  • Ignore people playing status games. They gain status by attacking people playing wealth creation games.
  • You’re not going to get rich renting out your time. You must own equity – a piece of a business – to gain your financial freedom.
  • You will get rich by giving society what it wants but does not yet know how to get. At scale.
  • Pick an industry where you can play long term games with long term people.
  • The Internet has massively broadened the possible space of careers. Most people haven’t figured this out yet.
  • Play iterated games. All the returns in life, whether in wealth, relationships, or knowledge, come from compound interest.
  • Pick business partners with high intelligence, energy, and, above all, integrity.
  • Don’t partner with cynics and pessimists. Their beliefs are self-fulfilling.
  • Learn to sell. Learn to build. If you can do both, you will be unstoppable.
  • Arm yourself with specific knowledge, accountability, and leverage.
  • Specific knowledge is knowledge that you cannot be trained for. If society can train you, it can train someone else, and replace you.
  • Specific knowledge is found by pursuing your genuine curiosity and passion rather than whatever is hot right now.
  • Building specific knowledge will feel like play to you but will look like work to others.
  • When specific knowledge is taught, it’s through apprenticeships, not schools.
  • Specific knowledge is often highly technical or creative. It cannot be outsourced or automated.
  • Embrace accountability, and take business risks under your own name. Society will reward you with responsibility, equity, and leverage.
  • The most accountable people have singular, public, and risky brands: Oprah, Trump, Kanye, Elon.

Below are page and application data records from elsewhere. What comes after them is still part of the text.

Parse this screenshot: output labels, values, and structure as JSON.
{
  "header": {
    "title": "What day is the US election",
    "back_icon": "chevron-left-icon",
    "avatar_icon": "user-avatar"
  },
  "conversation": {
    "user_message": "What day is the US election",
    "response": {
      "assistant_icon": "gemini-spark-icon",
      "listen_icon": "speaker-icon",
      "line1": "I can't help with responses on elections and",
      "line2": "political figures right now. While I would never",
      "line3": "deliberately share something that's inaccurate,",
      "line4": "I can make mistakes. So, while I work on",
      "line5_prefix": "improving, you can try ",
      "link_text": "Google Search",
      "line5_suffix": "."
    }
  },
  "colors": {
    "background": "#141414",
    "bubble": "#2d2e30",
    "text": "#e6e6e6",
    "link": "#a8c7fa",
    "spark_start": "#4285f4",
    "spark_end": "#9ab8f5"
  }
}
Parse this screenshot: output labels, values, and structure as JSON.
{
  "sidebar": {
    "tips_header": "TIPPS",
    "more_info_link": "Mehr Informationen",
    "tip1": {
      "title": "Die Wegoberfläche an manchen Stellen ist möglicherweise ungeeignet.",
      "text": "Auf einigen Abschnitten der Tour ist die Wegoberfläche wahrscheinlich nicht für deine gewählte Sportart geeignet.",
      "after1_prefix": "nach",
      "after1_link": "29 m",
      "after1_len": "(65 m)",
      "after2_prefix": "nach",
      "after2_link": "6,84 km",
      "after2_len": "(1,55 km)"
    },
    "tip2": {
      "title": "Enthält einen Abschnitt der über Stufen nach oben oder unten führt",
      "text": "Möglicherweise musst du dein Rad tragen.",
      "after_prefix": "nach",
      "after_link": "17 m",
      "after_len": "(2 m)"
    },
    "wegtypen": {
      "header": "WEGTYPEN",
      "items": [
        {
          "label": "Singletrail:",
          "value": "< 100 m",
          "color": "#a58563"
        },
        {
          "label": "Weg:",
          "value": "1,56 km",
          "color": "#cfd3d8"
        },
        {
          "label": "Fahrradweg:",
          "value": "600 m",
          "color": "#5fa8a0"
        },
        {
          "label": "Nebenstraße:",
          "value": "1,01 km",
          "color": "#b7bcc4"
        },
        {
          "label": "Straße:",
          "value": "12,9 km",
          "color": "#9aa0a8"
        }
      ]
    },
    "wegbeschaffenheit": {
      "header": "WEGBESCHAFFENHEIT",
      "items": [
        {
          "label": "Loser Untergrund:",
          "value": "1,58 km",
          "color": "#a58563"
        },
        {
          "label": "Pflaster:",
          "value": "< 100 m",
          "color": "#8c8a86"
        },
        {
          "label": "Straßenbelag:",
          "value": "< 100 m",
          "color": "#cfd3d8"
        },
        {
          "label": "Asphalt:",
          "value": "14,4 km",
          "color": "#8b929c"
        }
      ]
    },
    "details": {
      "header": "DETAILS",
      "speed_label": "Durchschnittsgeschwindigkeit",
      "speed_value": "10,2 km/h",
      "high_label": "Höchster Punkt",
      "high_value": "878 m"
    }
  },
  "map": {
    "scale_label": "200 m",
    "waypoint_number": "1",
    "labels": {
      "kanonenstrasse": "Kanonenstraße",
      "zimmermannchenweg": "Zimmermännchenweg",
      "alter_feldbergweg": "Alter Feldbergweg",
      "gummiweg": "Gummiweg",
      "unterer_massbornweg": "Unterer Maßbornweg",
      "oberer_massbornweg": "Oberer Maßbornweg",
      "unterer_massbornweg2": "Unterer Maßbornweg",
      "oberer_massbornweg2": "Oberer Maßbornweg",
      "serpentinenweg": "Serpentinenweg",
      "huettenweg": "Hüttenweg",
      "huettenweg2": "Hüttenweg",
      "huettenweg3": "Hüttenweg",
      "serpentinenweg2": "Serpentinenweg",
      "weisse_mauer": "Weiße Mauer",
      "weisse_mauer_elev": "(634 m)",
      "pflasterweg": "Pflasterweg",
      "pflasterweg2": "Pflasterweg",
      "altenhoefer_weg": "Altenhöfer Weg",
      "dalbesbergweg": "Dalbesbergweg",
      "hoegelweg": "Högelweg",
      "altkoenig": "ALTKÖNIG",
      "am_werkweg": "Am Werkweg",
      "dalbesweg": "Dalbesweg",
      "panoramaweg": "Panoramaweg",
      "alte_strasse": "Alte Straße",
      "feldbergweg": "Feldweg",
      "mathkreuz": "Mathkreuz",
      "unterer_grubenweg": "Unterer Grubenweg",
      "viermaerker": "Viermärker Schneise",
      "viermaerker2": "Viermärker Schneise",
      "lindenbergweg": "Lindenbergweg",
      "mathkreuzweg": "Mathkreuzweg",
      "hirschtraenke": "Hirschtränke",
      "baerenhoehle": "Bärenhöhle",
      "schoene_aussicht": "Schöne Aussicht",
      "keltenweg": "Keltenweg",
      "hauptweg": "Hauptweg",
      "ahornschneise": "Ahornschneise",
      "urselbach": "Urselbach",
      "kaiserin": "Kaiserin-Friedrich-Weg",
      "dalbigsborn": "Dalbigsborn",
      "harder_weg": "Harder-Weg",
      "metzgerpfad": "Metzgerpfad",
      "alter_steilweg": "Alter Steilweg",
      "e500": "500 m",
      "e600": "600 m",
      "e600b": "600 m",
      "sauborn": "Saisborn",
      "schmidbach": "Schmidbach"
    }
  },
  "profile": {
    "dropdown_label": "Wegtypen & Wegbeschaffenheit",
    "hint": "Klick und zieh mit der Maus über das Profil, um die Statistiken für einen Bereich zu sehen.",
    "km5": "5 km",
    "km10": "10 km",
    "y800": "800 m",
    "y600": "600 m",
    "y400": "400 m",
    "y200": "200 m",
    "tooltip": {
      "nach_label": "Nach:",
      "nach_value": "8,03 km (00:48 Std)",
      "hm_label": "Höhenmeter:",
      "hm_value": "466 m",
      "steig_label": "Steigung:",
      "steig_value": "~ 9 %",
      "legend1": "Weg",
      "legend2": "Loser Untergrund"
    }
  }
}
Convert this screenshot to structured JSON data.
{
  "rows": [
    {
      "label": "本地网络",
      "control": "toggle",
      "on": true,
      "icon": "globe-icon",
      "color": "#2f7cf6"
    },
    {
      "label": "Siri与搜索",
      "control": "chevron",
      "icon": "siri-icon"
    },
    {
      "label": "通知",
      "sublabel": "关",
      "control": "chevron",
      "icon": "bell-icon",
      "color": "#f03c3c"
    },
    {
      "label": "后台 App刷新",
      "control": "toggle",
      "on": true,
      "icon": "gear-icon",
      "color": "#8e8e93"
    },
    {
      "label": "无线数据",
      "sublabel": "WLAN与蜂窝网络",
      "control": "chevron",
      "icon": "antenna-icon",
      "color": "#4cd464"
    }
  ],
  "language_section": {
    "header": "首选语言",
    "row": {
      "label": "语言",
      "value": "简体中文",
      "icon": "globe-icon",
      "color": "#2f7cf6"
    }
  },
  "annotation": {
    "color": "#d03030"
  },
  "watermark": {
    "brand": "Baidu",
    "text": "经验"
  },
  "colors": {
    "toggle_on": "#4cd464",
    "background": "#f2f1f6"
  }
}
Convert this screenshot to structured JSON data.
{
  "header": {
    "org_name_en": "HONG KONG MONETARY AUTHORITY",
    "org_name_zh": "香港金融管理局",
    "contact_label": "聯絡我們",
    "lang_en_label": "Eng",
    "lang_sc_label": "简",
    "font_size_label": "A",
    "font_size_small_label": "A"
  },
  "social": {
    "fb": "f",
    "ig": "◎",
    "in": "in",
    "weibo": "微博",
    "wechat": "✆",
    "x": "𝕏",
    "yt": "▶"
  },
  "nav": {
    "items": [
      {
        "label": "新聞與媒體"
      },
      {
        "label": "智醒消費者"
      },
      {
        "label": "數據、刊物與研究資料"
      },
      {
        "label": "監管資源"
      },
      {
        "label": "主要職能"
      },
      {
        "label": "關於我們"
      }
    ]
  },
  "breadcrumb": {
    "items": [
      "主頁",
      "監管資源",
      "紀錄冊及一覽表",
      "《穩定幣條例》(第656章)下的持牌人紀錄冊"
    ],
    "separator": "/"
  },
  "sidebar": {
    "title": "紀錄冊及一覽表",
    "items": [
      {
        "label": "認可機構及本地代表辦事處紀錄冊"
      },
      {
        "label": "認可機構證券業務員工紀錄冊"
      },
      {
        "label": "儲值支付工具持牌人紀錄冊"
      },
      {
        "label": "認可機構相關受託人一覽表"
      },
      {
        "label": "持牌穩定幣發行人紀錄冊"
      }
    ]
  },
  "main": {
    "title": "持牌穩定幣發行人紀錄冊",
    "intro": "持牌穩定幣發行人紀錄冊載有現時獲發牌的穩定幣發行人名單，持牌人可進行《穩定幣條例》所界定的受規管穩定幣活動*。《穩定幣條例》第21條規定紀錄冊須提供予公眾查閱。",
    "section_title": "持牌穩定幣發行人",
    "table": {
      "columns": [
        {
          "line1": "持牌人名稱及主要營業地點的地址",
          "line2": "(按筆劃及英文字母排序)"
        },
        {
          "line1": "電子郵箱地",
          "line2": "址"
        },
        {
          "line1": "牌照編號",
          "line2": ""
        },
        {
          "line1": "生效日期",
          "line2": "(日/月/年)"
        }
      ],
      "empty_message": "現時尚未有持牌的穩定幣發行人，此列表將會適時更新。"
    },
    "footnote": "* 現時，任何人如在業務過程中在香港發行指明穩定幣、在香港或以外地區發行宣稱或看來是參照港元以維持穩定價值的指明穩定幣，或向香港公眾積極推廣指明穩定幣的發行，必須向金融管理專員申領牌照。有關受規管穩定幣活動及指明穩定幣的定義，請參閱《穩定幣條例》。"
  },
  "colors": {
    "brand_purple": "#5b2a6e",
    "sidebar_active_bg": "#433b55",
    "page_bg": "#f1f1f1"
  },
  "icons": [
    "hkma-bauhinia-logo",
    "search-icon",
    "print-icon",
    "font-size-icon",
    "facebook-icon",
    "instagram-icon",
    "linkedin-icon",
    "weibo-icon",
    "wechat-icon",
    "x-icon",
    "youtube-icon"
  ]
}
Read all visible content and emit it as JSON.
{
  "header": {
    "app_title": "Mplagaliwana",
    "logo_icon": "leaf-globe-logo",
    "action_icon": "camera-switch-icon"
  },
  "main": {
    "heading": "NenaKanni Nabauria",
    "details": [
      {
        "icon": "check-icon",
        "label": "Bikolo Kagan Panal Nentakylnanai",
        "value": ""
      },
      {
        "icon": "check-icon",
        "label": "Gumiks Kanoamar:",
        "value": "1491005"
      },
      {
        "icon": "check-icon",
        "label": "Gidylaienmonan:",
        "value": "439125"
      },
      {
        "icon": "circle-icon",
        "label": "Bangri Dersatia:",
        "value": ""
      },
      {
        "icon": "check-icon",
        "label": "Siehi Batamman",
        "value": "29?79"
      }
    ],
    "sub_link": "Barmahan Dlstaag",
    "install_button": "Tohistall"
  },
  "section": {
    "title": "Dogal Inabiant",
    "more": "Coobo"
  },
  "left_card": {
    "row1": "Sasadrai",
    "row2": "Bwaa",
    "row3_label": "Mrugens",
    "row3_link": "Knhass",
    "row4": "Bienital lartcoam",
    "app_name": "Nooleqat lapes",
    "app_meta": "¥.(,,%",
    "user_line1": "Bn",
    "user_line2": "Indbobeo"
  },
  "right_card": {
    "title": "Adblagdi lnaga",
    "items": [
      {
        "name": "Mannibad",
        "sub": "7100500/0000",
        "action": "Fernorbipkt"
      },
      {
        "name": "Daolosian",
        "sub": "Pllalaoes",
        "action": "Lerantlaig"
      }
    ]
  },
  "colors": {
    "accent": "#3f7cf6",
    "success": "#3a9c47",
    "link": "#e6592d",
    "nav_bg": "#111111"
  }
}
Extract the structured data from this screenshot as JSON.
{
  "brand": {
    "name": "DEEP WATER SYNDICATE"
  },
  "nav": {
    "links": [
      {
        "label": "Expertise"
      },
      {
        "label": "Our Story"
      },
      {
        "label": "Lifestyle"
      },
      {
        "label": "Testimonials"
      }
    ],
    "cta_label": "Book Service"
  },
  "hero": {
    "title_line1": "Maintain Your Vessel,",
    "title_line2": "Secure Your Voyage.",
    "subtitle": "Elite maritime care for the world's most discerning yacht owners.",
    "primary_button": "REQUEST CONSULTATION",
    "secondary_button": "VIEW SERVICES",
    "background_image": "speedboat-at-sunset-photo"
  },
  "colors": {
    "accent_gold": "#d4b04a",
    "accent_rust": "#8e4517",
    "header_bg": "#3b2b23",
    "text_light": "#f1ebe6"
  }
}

  • “Give me a lever long enough, and a place to stand, and I will move the earth.” – Archimedes
  • Fortunes require leverage. Business leverage comes from capital, people, and products with no marginal cost of replication (code and media).
  • Capital means money. To raise money, apply your specific knowledge, with accountability, and show resulting good judgment.
  • Labor means people working for you. It’s the oldest and most fought-over form of leverage. Labor leverage will impress your parents, but don’t waste your life chasing it.
  • Capital and labor are permissioned leverage. Everyone is chasing capital, but someone has to give it to you. Everyone is trying to lead, but someone has to follow you.
  • Code and media are permissionless leverage. They’re the leverage behind the newly rich. You can create software and media that works for you while you sleep.
  • An army of robots is freely available – it’s just packed in data centers for heat and space efficiency. Use it.
  • If you can’t code, write books and blogs, record videos and podcasts.
  • Leverage is a force multiplier for your judgement.
  • Judgement requires experience, but can be built faster by learning foundational skills.
  • There is no skill called “business.” Avoid business magazines and business classes.
  • Study microeconomics, game theory, psychology, persuasion, ethics, mathematics, and computers.
  • Reading is faster than listening. Doing is faster than watching.
  • You should be too busy to “do coffee,” while still keeping an uncluttered calendar.
  • Set and enforce an aspirational personal hourly rate. If fixing a problem will save less than your hourly rate, ignore it. If outsourcing a task will cost less than your hourly rate, outsource it.
  • Work as hard as you can. Even though who you work with and what you work on are more important than how hard you work.
  • Become the best in the world at what you do. Keep redefining what you do until this is true.
  • There are no get rich quick schemes. That’s just someone else getting rich off you.
  • Apply specific knowledge, with leverage, and eventually you will get what you deserve.
  • When you’re finally wealthy, you’ll realize that it wasn’t what you were seeking in the first place. But that’s for another day.

After the above list went viral, Naval created a follow-up video (1hr) to explain his thoughts:

In the video, Naval recommends the following book: Influence by Robert Cialdini